For anyone who's ever traveled around the United States, it becomes painfully apparent that things cost different everywhere they go. Gas is cheaper in one state, a pack of cigarettes cheaper in another, a cup of coffee cheaper in the next.
Now the United States Bureau of Economic Analysis is tracking those differences, With that data, along with a few other sources, The New York Times put together a report on how the value of a dollar varies across states, and where incomes have the most purchasing power.
The “real value” of a dollar is highest in Mississippi, Arkansas ($114.30), Alabama ($113.90), South Dakota ($113.60) and Kentucky ($112.70). It buys the least in the District of Columbia ($84.70), Hawaii, New York ($86.40), New Jersey ($87.30), California ($89) and Maryland ($90.70).
Generally, the prices of goods and services in states correlate with the nominal incomes, according to Alan Cole, an economist with Tax Foundation.

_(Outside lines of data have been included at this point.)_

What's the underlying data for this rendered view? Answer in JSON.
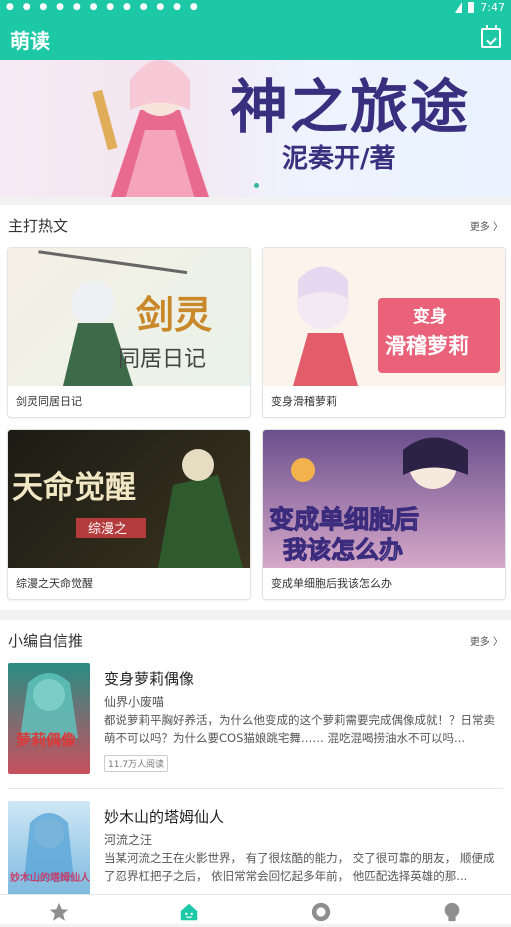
{
  "app": {
    "title": "萌读"
  },
  "statusbar": {
    "time": "7:47"
  },
  "banner": {
    "title": "神之旅途",
    "author": "泥奏开/著"
  },
  "featured": {
    "title": "主打热文",
    "more": "更多",
    "items": [
      {
        "caption": "剑灵同居日记",
        "cover_text": "剑灵",
        "cover_sub": "同居日记"
      },
      {
        "caption": "变身滑稽萝莉",
        "cover_text": "变身",
        "cover_sub": "滑稽萝莉"
      },
      {
        "caption": "综漫之天命觉醒",
        "cover_text": "天命觉醒",
        "cover_sub": "综漫之"
      },
      {
        "caption": "变成单细胞后我该怎么办",
        "cover_text": "变成单细胞后",
        "cover_sub": "我该怎么办"
      }
    ]
  },
  "editor": {
    "title": "小编自信推",
    "more": "更多",
    "items": [
      {
        "title": "变身萝莉偶像",
        "author": "仙界小废喵",
        "desc": "都说萝莉平胸好养活，为什么他变成的这个萝莉需要完成偶像成就！？日常卖萌不可以吗？为什么要COS猫娘跳宅舞…… 混吃混喝捞油水不可以吗...",
        "reads": "11.7万人阅读",
        "cover_text": "萝莉偶像"
      },
      {
        "title": "妙木山的塔姆仙人",
        "author": "河流之汪",
        "desc": "当某河流之王在火影世界， 有了很炫酷的能力， 交了很可靠的朋友， 顺便成了忍界杠把子之后， 依旧常常会回忆起多年前， 他匹配选择英雄的那...",
        "cover_text": "妙木山的塔姆仙人"
      }
    ]
  },
  "tabs": [
    {
      "icon": "star-icon"
    },
    {
      "icon": "home-icon"
    },
    {
      "icon": "search-icon"
    },
    {
      "icon": "bulb-icon"
    }
  ],
  "colors": {
    "accent": "#1dc8a6"
  }
}
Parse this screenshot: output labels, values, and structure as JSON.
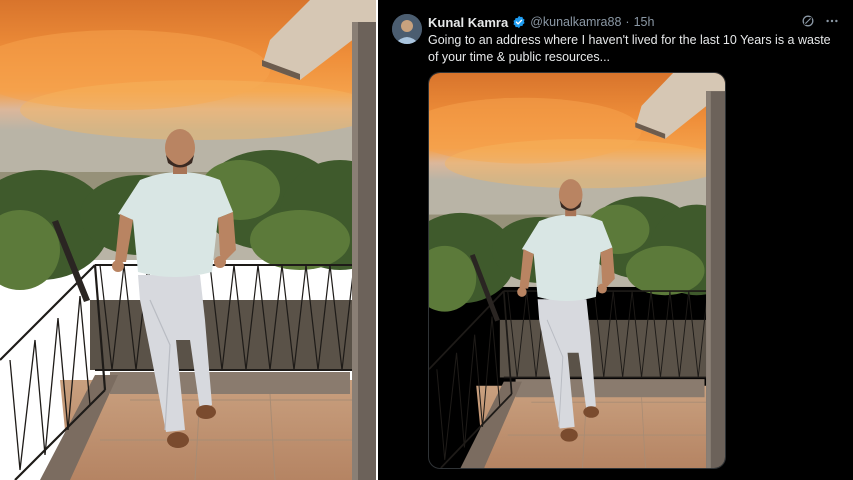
{
  "tweet": {
    "author_name": "Kunal Kamra",
    "author_handle": "@kunalkamra88",
    "separator": "·",
    "time_ago": "15h",
    "text": "Going to an address where I haven't lived for the last 10 Years is a waste of your time & public resources...",
    "verified_icon": "verified-badge-icon",
    "grok_icon": "grok-icon",
    "more_icon": "more-options-icon",
    "accent_color": "#1d9bf0"
  },
  "photo": {
    "subject": "man standing on rooftop balcony at sunset",
    "sky_top": "#e27a2a",
    "sky_mid": "#f0a04a",
    "sky_low": "#c8b8a0"
  }
}
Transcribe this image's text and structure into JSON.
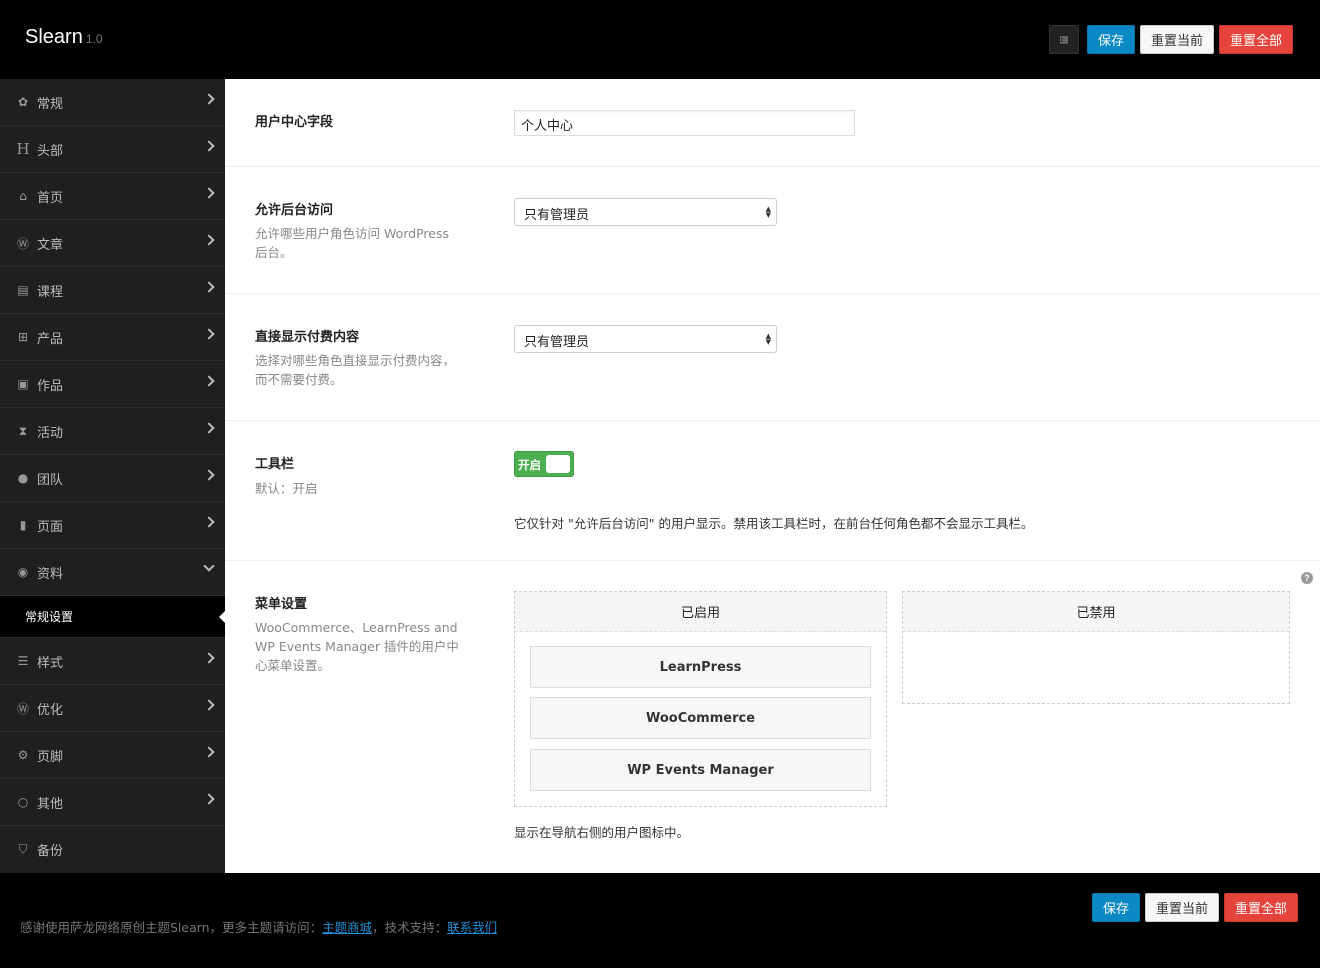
{
  "header": {
    "brand": "Slearn",
    "version": "1.0",
    "icon": "list-indent-icon",
    "save_label": "保存",
    "reset_current_label": "重置当前",
    "reset_all_label": "重置全部"
  },
  "sidebar": {
    "items": [
      {
        "label": "常规",
        "icon": "gear-icon"
      },
      {
        "label": "头部",
        "icon": "heading-icon"
      },
      {
        "label": "首页",
        "icon": "home-icon"
      },
      {
        "label": "文章",
        "icon": "wordpress-icon"
      },
      {
        "label": "课程",
        "icon": "book-icon"
      },
      {
        "label": "产品",
        "icon": "cart-icon"
      },
      {
        "label": "作品",
        "icon": "briefcase-icon"
      },
      {
        "label": "活动",
        "icon": "hourglass-icon"
      },
      {
        "label": "团队",
        "icon": "users-icon"
      },
      {
        "label": "页面",
        "icon": "file-icon"
      },
      {
        "label": "资料",
        "icon": "user-circle-icon"
      },
      {
        "label": "样式",
        "icon": "css3-icon"
      },
      {
        "label": "优化",
        "icon": "wordpress-icon"
      },
      {
        "label": "页脚",
        "icon": "cogs-icon"
      },
      {
        "label": "其他",
        "icon": "circle-icon"
      },
      {
        "label": "备份",
        "icon": "shield-icon"
      }
    ],
    "active_sub": "常规设置"
  },
  "fields": {
    "user_center": {
      "label": "用户中心字段",
      "value": "个人中心"
    },
    "backend_access": {
      "label": "允许后台访问",
      "desc": "允许哪些用户角色访问 WordPress 后台。",
      "value": "只有管理员"
    },
    "paid_content": {
      "label": "直接显示付费内容",
      "desc": "选择对哪些角色直接显示付费内容，而不需要付费。",
      "value": "只有管理员"
    },
    "toolbar": {
      "label": "工具栏",
      "desc": "默认：开启",
      "toggle_label": "开启",
      "toggle_on": true,
      "note": "它仅针对 \"允许后台访问\" 的用户显示。禁用该工具栏时，在前台任何角色都不会显示工具栏。"
    },
    "menu": {
      "label": "菜单设置",
      "desc": "WooCommerce、LearnPress and WP Events Manager 插件的用户中心菜单设置。",
      "enabled_title": "已启用",
      "disabled_title": "已禁用",
      "enabled_items": [
        "LearnPress",
        "WooCommerce",
        "WP Events Manager"
      ],
      "note": "显示在导航右侧的用户图标中。"
    }
  },
  "footer": {
    "text_prefix": "感谢使用萨龙网络原创主题Slearn，更多主题请访问：",
    "link_store": "主题商城",
    "text_mid": "，技术支持：",
    "link_contact": "联系我们",
    "save_label": "保存",
    "reset_current_label": "重置当前",
    "reset_all_label": "重置全部"
  },
  "colors": {
    "accent": "#0a89c5",
    "danger": "#e4443c",
    "toggle": "#4caf50",
    "link": "#1e8fd6"
  }
}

“There is a relationship between the two: in places with higher incomes, the prices of finite resources like land get bid up,” he writes. But, he noted, when prices in a region are high, employers often raise pay to attract and retain talent.